# Work instructions
What you return should be the lines of the data containing "cycle", each in full.

════════════════

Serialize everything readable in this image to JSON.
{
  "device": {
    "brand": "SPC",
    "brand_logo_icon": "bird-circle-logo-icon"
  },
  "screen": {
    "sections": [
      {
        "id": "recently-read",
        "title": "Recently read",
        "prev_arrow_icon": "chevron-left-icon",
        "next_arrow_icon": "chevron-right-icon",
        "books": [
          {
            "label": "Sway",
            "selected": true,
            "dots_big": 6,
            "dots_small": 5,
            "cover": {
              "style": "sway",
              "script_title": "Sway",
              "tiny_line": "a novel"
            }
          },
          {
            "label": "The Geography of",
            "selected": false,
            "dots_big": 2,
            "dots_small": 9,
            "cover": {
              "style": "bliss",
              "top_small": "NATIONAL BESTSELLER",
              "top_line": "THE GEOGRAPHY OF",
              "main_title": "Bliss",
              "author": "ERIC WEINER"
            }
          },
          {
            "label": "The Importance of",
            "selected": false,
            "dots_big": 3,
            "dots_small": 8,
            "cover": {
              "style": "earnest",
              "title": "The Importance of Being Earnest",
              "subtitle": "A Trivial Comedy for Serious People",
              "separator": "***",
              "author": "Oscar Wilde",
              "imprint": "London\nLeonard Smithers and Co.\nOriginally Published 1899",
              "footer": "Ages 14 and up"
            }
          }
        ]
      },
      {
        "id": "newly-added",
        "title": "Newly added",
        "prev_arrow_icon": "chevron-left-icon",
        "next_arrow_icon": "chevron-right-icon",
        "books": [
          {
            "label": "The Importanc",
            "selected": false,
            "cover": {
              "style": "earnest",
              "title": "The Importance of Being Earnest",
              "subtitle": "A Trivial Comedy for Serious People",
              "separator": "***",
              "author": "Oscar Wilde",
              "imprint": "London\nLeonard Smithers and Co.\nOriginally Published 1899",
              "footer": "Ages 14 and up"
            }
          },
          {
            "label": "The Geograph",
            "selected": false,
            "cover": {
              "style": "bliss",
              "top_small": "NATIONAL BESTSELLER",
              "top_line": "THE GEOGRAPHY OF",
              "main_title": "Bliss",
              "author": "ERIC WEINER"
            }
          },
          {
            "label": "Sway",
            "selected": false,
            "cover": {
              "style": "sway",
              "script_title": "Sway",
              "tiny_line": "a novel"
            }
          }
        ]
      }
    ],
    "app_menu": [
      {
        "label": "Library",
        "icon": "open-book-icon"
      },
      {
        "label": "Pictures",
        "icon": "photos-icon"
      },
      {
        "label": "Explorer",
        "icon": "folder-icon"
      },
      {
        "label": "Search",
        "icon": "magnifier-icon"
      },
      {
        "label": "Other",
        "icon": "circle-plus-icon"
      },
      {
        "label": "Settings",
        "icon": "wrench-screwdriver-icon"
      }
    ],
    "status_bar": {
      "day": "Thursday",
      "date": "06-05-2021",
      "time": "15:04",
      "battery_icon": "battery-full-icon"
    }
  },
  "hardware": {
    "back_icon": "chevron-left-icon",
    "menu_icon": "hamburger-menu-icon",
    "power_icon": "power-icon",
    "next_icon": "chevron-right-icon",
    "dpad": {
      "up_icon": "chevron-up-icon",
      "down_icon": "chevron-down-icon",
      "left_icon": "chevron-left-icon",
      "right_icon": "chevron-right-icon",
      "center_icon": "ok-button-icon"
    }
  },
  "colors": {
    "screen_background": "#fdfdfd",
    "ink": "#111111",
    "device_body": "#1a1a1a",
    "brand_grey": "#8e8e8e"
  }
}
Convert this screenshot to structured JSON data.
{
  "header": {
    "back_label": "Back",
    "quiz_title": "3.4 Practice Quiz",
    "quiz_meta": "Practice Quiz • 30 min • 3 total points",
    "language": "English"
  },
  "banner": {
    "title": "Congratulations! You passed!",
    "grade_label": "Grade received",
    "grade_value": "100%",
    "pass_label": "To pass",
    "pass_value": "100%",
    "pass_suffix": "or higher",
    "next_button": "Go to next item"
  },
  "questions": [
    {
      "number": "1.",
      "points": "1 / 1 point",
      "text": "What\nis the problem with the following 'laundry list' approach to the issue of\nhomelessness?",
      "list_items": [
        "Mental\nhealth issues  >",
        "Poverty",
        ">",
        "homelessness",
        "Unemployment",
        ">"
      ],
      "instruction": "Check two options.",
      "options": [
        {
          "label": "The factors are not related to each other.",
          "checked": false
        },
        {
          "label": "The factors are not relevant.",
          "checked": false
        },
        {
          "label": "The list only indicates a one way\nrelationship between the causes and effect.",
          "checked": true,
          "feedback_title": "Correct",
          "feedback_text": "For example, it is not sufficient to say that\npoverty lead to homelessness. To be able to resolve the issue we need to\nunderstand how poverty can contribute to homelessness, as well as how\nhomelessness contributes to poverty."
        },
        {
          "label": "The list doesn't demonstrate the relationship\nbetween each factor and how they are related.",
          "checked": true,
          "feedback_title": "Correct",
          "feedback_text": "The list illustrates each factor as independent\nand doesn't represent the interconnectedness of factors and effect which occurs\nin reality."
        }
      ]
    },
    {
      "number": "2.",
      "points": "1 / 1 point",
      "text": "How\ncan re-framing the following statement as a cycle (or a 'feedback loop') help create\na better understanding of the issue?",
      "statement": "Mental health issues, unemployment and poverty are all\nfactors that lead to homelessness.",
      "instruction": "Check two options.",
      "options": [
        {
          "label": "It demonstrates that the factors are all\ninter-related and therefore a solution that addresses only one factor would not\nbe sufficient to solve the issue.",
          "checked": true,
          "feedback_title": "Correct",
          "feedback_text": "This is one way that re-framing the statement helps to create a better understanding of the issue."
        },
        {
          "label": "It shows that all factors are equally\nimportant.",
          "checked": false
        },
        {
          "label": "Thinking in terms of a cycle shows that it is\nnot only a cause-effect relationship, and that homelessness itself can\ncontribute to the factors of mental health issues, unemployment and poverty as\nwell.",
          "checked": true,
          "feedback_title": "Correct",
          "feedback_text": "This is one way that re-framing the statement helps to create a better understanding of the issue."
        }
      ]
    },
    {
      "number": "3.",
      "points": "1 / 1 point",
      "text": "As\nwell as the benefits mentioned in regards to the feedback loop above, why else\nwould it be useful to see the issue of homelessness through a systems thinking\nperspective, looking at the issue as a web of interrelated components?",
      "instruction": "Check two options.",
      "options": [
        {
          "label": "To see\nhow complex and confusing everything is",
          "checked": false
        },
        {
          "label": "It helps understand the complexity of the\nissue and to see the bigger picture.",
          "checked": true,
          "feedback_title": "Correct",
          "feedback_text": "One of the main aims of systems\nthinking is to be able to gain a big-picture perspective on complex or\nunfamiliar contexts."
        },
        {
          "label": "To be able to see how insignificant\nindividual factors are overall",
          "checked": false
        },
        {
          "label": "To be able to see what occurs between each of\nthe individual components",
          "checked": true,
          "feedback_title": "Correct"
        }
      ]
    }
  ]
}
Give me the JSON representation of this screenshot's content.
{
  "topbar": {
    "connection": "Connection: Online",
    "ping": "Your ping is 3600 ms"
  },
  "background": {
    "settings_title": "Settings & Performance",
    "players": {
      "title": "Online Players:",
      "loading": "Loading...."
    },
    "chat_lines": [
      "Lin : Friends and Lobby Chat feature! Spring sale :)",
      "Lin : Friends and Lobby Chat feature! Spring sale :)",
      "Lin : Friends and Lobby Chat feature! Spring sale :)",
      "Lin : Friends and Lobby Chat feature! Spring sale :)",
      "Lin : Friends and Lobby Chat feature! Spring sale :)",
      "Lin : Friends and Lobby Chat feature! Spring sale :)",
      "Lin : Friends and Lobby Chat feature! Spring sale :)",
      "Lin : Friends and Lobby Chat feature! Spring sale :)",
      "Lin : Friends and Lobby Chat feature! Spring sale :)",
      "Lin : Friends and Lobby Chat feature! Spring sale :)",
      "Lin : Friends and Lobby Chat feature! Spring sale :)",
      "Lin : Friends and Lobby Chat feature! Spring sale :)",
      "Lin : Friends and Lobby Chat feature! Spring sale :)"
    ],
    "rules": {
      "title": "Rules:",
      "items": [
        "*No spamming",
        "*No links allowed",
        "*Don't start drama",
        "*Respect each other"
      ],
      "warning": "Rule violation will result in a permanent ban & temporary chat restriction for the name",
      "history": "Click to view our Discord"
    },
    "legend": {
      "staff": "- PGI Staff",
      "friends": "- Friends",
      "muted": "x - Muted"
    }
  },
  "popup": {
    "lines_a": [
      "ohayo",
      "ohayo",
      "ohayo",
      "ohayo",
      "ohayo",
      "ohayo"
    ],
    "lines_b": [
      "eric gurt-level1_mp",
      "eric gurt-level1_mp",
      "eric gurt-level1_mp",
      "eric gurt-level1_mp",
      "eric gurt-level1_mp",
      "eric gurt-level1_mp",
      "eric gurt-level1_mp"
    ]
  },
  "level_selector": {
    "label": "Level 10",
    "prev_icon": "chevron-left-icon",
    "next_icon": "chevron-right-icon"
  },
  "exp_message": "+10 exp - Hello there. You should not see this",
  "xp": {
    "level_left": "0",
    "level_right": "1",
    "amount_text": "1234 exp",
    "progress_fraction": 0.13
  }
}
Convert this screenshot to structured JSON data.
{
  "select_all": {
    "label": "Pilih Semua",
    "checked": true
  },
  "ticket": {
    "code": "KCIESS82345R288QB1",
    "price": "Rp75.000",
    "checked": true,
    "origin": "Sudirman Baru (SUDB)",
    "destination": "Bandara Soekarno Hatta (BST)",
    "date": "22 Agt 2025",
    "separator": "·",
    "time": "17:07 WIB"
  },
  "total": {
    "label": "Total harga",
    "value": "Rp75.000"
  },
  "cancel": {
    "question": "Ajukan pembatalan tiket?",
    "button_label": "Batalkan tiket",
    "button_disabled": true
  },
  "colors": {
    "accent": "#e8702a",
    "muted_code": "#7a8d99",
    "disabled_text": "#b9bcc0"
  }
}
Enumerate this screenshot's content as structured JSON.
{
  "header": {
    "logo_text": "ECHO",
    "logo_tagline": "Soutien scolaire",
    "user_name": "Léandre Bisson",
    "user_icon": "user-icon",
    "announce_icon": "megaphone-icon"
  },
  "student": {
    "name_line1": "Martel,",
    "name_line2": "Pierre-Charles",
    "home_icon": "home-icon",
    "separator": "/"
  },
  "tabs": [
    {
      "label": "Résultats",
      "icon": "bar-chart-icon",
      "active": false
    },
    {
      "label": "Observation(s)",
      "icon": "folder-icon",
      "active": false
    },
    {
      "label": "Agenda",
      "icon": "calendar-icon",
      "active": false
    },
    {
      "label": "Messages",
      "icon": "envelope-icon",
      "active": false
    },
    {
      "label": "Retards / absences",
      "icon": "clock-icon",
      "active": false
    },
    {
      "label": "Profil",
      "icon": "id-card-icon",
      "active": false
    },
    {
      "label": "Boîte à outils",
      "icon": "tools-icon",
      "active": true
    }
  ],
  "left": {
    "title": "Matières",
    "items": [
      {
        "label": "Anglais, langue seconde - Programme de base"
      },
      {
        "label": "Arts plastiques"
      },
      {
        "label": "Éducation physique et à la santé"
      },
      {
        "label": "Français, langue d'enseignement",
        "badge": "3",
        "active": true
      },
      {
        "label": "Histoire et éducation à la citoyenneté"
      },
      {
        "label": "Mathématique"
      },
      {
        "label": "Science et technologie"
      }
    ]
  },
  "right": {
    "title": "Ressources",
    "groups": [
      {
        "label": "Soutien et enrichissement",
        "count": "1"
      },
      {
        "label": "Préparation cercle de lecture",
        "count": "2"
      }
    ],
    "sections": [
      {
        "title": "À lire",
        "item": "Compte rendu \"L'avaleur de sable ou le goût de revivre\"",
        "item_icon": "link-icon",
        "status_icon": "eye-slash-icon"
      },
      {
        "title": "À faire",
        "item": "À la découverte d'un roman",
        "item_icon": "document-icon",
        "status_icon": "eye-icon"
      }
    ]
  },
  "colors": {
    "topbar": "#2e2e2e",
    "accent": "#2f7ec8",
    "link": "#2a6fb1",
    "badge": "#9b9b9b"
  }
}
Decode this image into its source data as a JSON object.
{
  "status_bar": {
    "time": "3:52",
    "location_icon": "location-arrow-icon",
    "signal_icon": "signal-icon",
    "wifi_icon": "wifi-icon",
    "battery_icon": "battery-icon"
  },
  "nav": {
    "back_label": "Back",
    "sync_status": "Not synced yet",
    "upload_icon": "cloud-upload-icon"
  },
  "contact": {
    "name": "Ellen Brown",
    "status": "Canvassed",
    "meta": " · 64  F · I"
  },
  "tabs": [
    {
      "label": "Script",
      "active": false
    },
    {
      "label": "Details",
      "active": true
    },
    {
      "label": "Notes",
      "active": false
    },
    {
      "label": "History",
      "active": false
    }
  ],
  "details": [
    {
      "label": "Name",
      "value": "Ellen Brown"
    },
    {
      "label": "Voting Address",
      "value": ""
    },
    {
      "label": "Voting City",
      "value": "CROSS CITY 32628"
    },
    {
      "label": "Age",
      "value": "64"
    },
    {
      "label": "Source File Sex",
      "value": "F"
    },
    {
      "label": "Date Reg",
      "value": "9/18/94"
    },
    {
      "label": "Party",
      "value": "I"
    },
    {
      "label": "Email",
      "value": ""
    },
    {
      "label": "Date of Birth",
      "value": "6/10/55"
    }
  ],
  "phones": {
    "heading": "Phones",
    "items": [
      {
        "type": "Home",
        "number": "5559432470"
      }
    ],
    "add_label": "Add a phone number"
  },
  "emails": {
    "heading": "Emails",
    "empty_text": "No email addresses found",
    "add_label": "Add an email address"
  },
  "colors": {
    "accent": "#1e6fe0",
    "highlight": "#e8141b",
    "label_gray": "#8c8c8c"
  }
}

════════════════

# Solution for this task
      "text": "How\ncan re-framing the following statement as a cycle (or a 'feedback loop') help create\na better understanding of the issue?",
          "label": "Thinking in terms of a cycle shows that it is\nnot only a cause-effect relationship, and that homelessness itself can\ncontribute to the factors of mental health issues, unemployment and poverty as\nwell.",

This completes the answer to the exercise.